(Entries from a dataset of interfaces)

== Segment start ==

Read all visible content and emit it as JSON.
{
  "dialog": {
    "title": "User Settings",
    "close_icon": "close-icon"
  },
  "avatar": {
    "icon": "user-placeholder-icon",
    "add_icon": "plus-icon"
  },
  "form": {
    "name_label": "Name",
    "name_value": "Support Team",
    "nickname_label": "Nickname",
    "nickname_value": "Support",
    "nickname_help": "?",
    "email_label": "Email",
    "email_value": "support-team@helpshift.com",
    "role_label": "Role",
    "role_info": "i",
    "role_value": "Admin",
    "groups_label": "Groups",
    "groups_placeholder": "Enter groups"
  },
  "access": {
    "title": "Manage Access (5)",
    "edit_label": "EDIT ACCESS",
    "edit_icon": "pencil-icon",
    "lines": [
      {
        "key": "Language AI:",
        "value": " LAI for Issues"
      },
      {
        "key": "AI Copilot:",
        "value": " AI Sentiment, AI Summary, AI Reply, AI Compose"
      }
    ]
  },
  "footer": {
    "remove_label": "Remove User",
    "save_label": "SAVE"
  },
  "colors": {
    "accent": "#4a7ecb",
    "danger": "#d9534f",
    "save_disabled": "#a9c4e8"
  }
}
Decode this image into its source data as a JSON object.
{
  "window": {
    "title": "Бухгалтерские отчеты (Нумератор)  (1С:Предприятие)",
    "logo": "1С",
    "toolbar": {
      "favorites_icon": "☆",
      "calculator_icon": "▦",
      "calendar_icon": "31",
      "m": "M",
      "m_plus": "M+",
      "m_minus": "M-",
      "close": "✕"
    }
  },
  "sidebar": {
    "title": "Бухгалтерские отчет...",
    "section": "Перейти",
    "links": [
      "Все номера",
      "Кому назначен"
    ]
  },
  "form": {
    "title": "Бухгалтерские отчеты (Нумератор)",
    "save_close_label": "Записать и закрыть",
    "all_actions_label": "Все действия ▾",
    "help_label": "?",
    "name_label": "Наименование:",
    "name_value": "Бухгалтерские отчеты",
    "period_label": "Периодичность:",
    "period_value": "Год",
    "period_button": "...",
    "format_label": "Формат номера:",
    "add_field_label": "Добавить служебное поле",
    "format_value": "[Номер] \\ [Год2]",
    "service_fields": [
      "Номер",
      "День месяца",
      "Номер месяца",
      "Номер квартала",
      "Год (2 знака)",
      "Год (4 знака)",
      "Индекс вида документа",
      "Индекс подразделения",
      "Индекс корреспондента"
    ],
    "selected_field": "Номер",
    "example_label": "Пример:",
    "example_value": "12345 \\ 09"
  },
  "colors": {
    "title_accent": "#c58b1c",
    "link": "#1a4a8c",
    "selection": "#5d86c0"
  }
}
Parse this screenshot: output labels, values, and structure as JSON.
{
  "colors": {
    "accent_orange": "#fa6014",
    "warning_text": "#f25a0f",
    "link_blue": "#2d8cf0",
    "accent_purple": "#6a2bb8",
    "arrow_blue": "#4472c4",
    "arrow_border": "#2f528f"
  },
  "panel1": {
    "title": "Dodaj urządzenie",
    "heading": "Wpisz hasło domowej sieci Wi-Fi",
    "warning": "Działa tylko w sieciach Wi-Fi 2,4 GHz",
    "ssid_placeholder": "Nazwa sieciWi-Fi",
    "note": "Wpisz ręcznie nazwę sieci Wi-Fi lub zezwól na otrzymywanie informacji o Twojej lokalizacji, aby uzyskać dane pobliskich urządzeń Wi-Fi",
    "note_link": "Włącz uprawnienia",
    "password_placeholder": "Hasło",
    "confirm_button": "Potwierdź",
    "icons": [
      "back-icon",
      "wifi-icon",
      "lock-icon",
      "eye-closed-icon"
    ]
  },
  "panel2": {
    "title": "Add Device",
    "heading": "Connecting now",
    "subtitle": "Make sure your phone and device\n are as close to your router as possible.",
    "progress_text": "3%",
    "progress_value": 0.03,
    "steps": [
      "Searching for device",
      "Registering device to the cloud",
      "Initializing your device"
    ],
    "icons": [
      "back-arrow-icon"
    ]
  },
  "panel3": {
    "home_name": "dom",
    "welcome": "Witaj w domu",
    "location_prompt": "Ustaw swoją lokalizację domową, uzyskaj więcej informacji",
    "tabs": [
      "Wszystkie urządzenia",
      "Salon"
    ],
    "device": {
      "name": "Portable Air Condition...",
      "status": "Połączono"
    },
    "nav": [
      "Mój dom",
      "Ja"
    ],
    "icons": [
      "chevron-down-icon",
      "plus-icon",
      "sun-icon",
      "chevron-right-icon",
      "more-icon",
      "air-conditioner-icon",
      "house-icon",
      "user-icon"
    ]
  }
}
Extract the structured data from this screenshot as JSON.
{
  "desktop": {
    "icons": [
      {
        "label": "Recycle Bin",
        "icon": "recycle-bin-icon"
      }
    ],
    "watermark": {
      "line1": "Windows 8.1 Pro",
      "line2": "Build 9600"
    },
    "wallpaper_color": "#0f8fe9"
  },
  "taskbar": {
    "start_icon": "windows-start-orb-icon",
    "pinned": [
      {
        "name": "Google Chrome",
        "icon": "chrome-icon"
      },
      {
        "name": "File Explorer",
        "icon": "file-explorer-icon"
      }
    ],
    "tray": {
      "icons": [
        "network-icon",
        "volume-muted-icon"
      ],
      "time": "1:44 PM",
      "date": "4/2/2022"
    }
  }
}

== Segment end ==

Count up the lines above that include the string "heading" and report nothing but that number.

Task result: 2